This calculation shows that the yield to call is lower than the coupon rate, reflecting the potential for the bond to be called early.
Yield to Put is the yield of a bond assuming it is put back to the issuer at the earliest possible date. It is calculated similarly to YTM, but with the put date and put price replacing the maturity date and face value.
Formula:
Where:
Example Calculation:
Consider a putable bond with a face value of $1,000, a coupon rate of 4%, a current price of $950, and a put price of $980 putable in 3 years.
This calculation indicates that the yield to put is higher than the coupon rate, providing an incentive for the bondholder to exercise the put option if interest rates rise.
Embedded options significantly affect the risk and return profile of bonds.

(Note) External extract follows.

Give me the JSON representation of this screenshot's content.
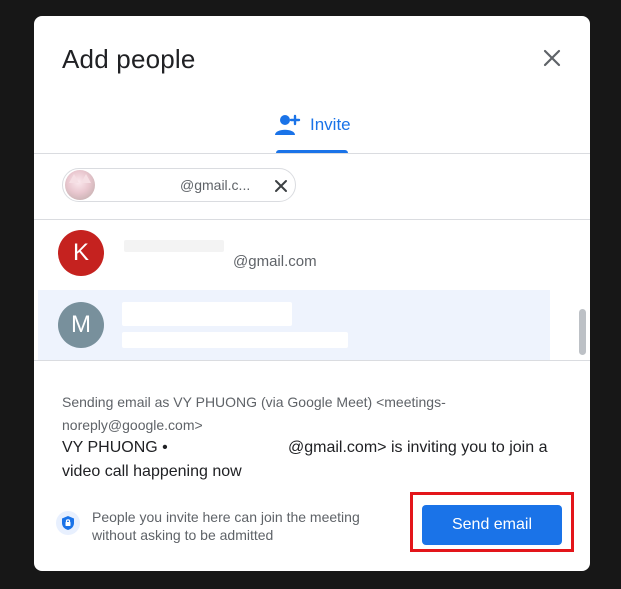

Understanding these impacts is crucial for making informed investment decisions.
Callable bonds expose investors to call risk, which is the risk that the bond will be redeemed before maturity, typically when interest rates fall. This can lead to reinvestment risk, as investors may have to reinvest the proceeds at lower rates, reducing their overall returns.

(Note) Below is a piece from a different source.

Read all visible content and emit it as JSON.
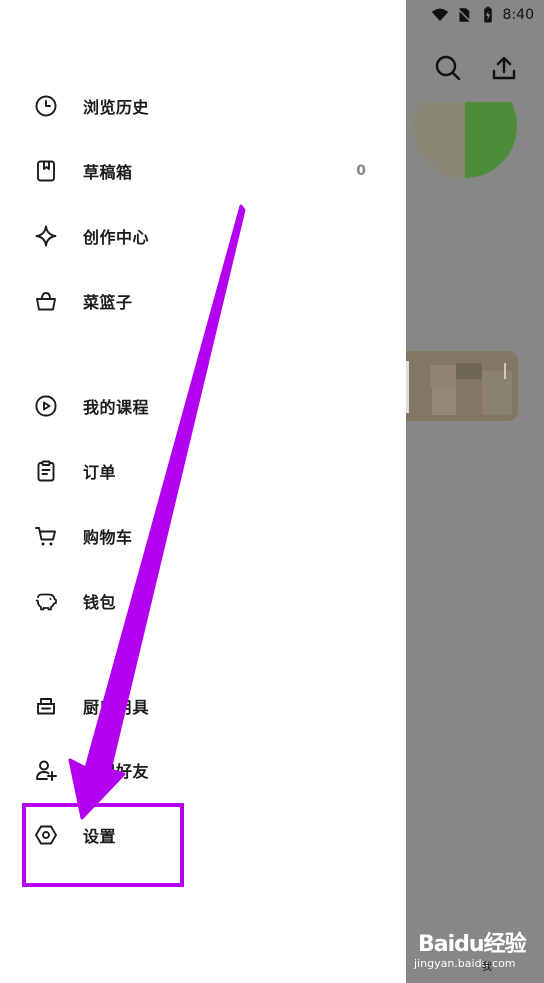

Yield calculations for bonds with embedded options require adjustments to account for the potential exercise of the options. Investors must consider multiple yield measures, such as YTC and YTP, to assess the most relevant yield based on their expectations of interest rate movements.
Investors should compare Yield to Maturity (YTM), Yield to Call (YTC), and Yield to Put (YTP) to determine which yield measure is most relevant for their investment strategy. In a declining interest rate environment, YTC may be more relevant for callable bonds, while YTP may be more relevant for putable bonds in a rising rate environment.
To further illustrate the concepts of YTC and YTP, let’s consider a detailed example of a callable bond and a putable bond.
A company issues a 10-year callable bond with a face value of $1,000, a coupon rate of 6%, and a call price of $1,050 callable after 5 years. The current market price is $1,080.
In this scenario, the YTC is slightly higher than the YTM, indicating that if the bond is called, the yield will be slightly better than holding the bond to maturity.
A company issues a 10-year putable bond with a face value of $1,000, a coupon rate of 5%, and a put price of $970 putable after 4 years. The current market price is $960.
In this case, the YTP is slightly lower than the YTM, suggesting that if the bond is put, the yield will be slightly less favorable than holding the bond to maturity.
Investing in bonds with embedded options requires careful consideration of various factors:
Interest Rate Environment: Understanding the current and expected interest rate environment is crucial for assessing the likelihood of options being exercised.
Issuer’s Financial Health: The issuer’s ability to refinance or meet put obligations affects the risk associated with callable and putable bonds.
Yield Comparisons: Evaluating YTM, YTC, and YTP helps investors make informed decisions based on their investment goals and risk tolerance.
Market Conditions: Market conditions, such as liquidity and demand for bonds, can influence the pricing and attractiveness of bonds with embedded options.
Investment Strategy: Aligning bond investments with overall investment strategy and objectives is essential for maximizing returns and managing risk.
By understanding the yield measures and risks associated with bonds with embedded options, investors can make more informed decisions and optimize their bond portfolios.